ls [directory-name]

Lists the contents of either the current directory or the specified directory. Directories are marked by a / suffix and entries in the current list to be restored (extracted) are marked by an * prefix. Inode numbers are shown if the verbose option is used.

cd directory-name

Changes to the specified directory in the backup hierarchy. 

add [filename]

Adds the current directory or the specified file or directory to the list of files to extract (restore). If you do not use the h option, all files in a specified directory and its subdirectories are added to the list. All the files you want to restore to a directory might not be on a single backup tape or diskette. You might need to restore from multiple backups at different levels to get the latest revisions of all the files.

delete [filename]

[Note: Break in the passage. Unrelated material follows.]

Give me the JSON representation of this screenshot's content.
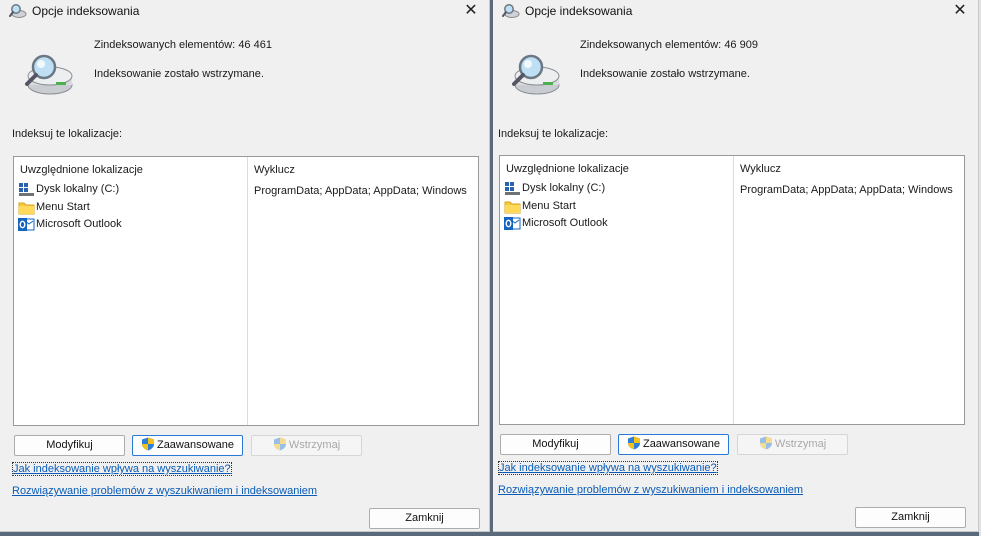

Deletes the current directory or the specified file or directory from the list of files to extract (restore). If you do not use the h option, all files in the specified directory and its subdirectories are deleted from the list. The files and directories are deleted only from the extract list you are building. They are not deleted from the media or the file system.


Extracts the files in the list and restores them relative to the current working directory on the disk. Specify 1 when asked for a volume number for a single-volume backup. If you are doing a multitape or multidiskette restore and restoring a small number of files, start with the last tape or diskette instead.


Displays a list of commands you can use in interactive mode. 


Displays the path name of the current working directory in the backup hierarchy. 


Quits interactive mode without restoring any additional files. 


Lets you set the mode for files to be restored to match the mode of the root directory of the file system from which they were backed up. You are prompted with: set owner/mode for '.' [yn]? Type y (for yes) to set the mode (permissions, owner, times) of the current directory to match the root directory of the file system from which they were backed up. Use this mode when restoring a whole file system.

Type n (for no) to leave the mode of the current directory unchanged. Use this mode when restoring part of a backup to a directory other than the one from which the files were backed up.


Turns on or off the verbose option (which can also be entered as v on the command line outside of interactive mode). When verbose is on, the interactive ls command lists inode numbers and the ufsrestore command displays information on each file as it is extracted.


Displays the backup header from the tape or diskette.